▸ Task item:
If a line of the material holds the string "preringing", please copy it.
◆ ◆ ◆ ◆ ◆ ◆ ◆
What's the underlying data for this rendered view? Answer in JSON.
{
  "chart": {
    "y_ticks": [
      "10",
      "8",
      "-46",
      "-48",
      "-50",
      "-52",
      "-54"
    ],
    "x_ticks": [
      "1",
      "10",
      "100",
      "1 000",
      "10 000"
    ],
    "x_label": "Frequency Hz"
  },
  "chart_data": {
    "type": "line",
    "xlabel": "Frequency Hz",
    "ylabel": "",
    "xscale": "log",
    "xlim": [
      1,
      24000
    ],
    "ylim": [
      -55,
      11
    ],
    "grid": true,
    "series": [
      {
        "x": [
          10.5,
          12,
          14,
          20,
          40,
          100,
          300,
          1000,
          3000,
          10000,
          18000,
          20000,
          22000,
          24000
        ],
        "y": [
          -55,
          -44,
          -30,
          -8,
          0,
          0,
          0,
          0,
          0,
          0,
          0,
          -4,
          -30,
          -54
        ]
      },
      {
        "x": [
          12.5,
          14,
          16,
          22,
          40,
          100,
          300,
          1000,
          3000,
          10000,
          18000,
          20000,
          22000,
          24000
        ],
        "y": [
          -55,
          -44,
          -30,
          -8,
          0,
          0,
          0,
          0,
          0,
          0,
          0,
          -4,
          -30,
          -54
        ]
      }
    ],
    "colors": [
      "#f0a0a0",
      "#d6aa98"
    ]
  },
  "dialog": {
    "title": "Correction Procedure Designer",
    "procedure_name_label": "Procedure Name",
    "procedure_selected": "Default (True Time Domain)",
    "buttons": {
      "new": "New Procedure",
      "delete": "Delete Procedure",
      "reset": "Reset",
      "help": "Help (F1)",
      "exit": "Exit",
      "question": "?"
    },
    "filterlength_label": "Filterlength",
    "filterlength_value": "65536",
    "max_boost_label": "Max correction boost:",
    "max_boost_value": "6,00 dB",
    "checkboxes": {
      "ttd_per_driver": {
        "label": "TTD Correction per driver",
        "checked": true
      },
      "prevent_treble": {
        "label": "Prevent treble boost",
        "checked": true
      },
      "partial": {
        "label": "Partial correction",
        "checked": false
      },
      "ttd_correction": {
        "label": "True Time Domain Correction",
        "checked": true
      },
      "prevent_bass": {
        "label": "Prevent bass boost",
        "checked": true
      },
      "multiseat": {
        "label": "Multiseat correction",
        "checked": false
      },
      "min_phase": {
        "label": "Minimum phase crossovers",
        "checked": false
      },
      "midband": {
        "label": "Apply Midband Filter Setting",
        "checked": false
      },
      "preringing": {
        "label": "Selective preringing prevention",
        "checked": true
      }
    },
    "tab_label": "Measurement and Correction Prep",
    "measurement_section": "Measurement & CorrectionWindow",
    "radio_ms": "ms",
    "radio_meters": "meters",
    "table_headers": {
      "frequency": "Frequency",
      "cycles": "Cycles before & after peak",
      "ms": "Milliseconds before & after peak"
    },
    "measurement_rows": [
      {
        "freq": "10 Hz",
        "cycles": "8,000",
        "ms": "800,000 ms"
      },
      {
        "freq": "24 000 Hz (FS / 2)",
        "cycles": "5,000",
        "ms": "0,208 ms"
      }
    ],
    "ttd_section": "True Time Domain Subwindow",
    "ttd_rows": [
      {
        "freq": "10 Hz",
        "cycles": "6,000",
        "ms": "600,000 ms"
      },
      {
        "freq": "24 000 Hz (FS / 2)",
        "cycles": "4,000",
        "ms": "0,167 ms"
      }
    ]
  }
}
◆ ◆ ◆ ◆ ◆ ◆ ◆
▸ Exercise output:
      "preringing": {
        "label": "Selective preringing prevention",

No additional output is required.